A Victory Medal to Lieut. McKinney who was Wounded at Passchendaele
A Victory Medal to Lieut. McKinney who was Wounded at Passchendaele - (LIEUT. A. MC KINNEY.). Naming is officially impressed. Crisp detail, contact identations and bruising on the rim, better than very fine. Accompanied by copies of his Attestation Paper, Medical Records, Service Records, Pay Records and Will.Footnote: Alexander McKinney was born on September 27, 1885 in Letterkenney, County Donegal, Ireland.

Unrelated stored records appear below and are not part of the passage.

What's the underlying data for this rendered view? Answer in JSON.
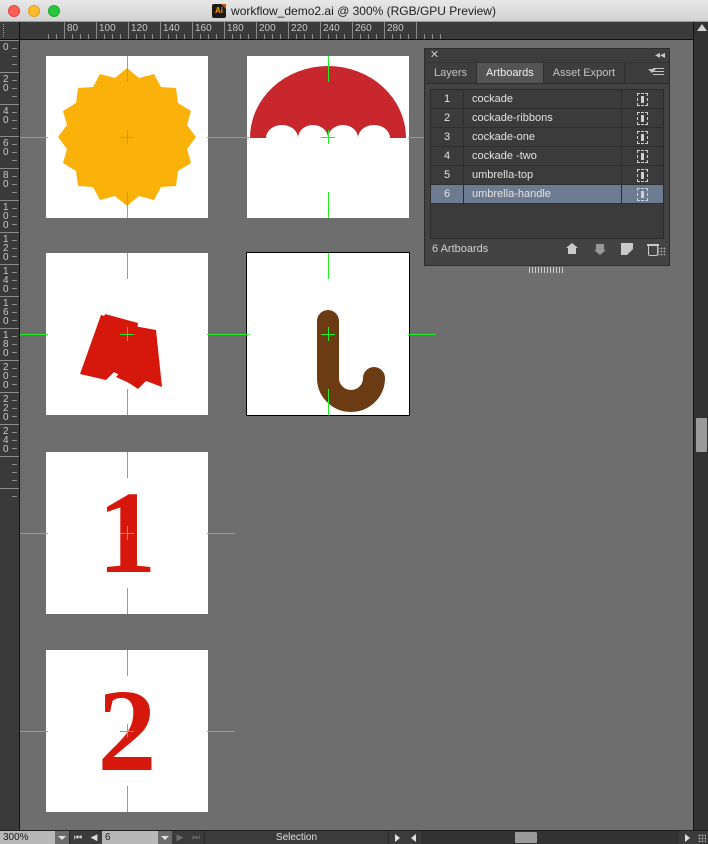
{
  "window": {
    "title": "workflow_demo2.ai @ 300% (RGB/GPU Preview)",
    "app_icon": "illustrator-icon",
    "controls": {
      "close": "close-window",
      "minimize": "minimize-window",
      "zoom": "zoom-window"
    }
  },
  "rulers": {
    "horizontal_labels": [
      "80",
      "100",
      "120",
      "140",
      "160",
      "180",
      "200",
      "220",
      "240",
      "260",
      "280"
    ],
    "vertical_labels": [
      "0",
      "20",
      "40",
      "60",
      "80",
      "100",
      "120",
      "140",
      "160",
      "180",
      "200",
      "220",
      "240"
    ],
    "unit_spacing_px": 32
  },
  "panel": {
    "close_icon": "close-icon",
    "collapse_icon": "collapse-panel-icon",
    "menu_icon": "panel-menu-icon",
    "tabs": [
      {
        "label": "Layers",
        "active": false
      },
      {
        "label": "Artboards",
        "active": true
      },
      {
        "label": "Asset Export",
        "active": false
      }
    ],
    "artboards": [
      {
        "num": "1",
        "name": "cockade",
        "selected": false
      },
      {
        "num": "2",
        "name": "cockade-ribbons",
        "selected": false
      },
      {
        "num": "3",
        "name": "cockade-one",
        "selected": false
      },
      {
        "num": "4",
        "name": "cockade -two",
        "selected": false
      },
      {
        "num": "5",
        "name": "umbrella-top",
        "selected": false
      },
      {
        "num": "6",
        "name": "umbrella-handle",
        "selected": true
      }
    ],
    "footer": {
      "count_label": "6 Artboards",
      "move_up_icon": "arrow-up-icon",
      "move_down_icon": "arrow-down-icon",
      "new_artboard_icon": "new-artboard-icon",
      "delete_icon": "trash-icon",
      "resize_grip_icon": "resize-grip-icon"
    }
  },
  "statusbar": {
    "zoom_value": "300%",
    "zoom_dropdown_icon": "chevron-down-icon",
    "first_artboard_icon": "first-artboard-icon",
    "prev_artboard_icon": "prev-artboard-icon",
    "artboard_value": "6",
    "artboard_dropdown_icon": "chevron-down-icon",
    "next_artboard_icon": "next-artboard-icon",
    "last_artboard_icon": "last-artboard-icon",
    "tool_label": "Selection",
    "tool_menu_icon": "chevron-right-icon",
    "scroll_left_icon": "chevron-left-icon",
    "scroll_right_icon": "chevron-right-icon",
    "corner_grip_icon": "resize-grip-icon"
  },
  "colors": {
    "canvas_bg": "#6e6e6e",
    "artboard_bg": "#ffffff",
    "guide_green": "#22ee22",
    "cockade_orange": "#fab20b",
    "umbrella_red": "#c8282d",
    "ribbon_red": "#d6170c",
    "handle_brown": "#6b3c13",
    "panel_bg": "#434343",
    "row_selected": "#6d7b90"
  },
  "artwork": [
    {
      "name": "cockade",
      "shape": "scalloped-cockade",
      "color": "#fab20b",
      "selected": false
    },
    {
      "name": "umbrella-top",
      "shape": "umbrella-canopy",
      "color": "#c8282d",
      "selected": false
    },
    {
      "name": "cockade-ribbons",
      "shape": "ribbons",
      "color": "#d6170c",
      "selected": false
    },
    {
      "name": "umbrella-handle",
      "shape": "j-handle",
      "color": "#6b3c13",
      "selected": true
    },
    {
      "name": "cockade-one",
      "shape": "numeral-1",
      "color": "#d6170c",
      "selected": false
    },
    {
      "name": "cockade-two",
      "shape": "numeral-2",
      "color": "#d6170c",
      "selected": false
    }
  ]
}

He signed his Attestation Paper with the 156th Battalion (156th Leeds and Grenville Battalion) on Janauary 12, 1916 in Brockville, Ontario, stating that he had no previous military service, that he was married and that his trade was that of Merchant (Bank Clerk). The Battalion was raised in Leeds and Grenville Counties of Ontario, with mobilization headquarters at Brockville under the authority of G.O. 151, December 22, 1915. The Battalion embarked Halifax, Nova Scotia aboard the S.S. Northland on October 18, 1916, under the command of Lieutenant-Colonel T.C.D. Bedeil with a strength of 28 officers and 778 other ranks, including McKinney, arriving on the 28th. McKinney was taken on strength by the 119th Battalion on transfer from the 156th Battalion on November 1, 1916 at Bramshott, reverting to the rank of Private at his own request. He later was promoted to Acting Corporal, then Acting Sergeant. The first three weeks of January 1917 were busy for McKinney, as he was On Command with the 56th Battalion, then joining the 119th Battalion and later transferred to the156th Battalion. Before leaving for the French theatre, he was given the rank of Temporary Lieutenant on August 2, 1917. McKinney arrived in France on September 3, 1917, leaving for the 2nd Battalion on the 8th and joining them in the field on the 14th. Two months later, he was wounded by shrapnel at Passchendaele (Third Battle of Ypres) on November 5, 1917, listed as a G.S.W. (gun shot wound) to the left buttock, the left thigh and behind the right knee. He was subsequently invalided wounded and attached to the Eastern Ontario Regimental Depot at Seaford on November 12, 1917. His Medical Board Report of a Disabled Officer dated April 27, 1918 stated "This officer now reports after two months leave spent in Ireland & England that he is much improved, His scars are slightly painful and his knee pains after walking for a while.", with the Board recommending him for "General Service" on May 27th, having been previously taken on strength by the 6th Reserve Battalion on April 30, 1918. As documented in January 1916 and June 1919, he suffered from myopia (nearsightedness) and astigmatism (refractive error of the eye), with glasses being recommended to correct the issues. McKinney again made his way to the French theatre in the fall of 1918, taken on strength upon arrival from England on October 9th and joining the 2nd Battalion in the field on the 12th. Upon conclusion of hostilities, he returned to England, embarking Southampton aboard the Cunard Steamship Royal George on September 20, 1919, disembarking in Halifax on the 29th. McKinney was struck off strength upon general demobilization on October 1, 1919, having served his country in Canada, England and France with the 156th Battalion, 119th Battalion, On Command with the 56th Battalion, Attended 8th Reserve Battalion, 2nd Canadian Ontario Regimental Depot, 2nd Battalion, Eastern Ontario Regimental Depot, 6th Reserve Battalion and D.D. #5, earning a War Service Badge Class "A" along the way. He died on February 9, 1961 at the age of 75.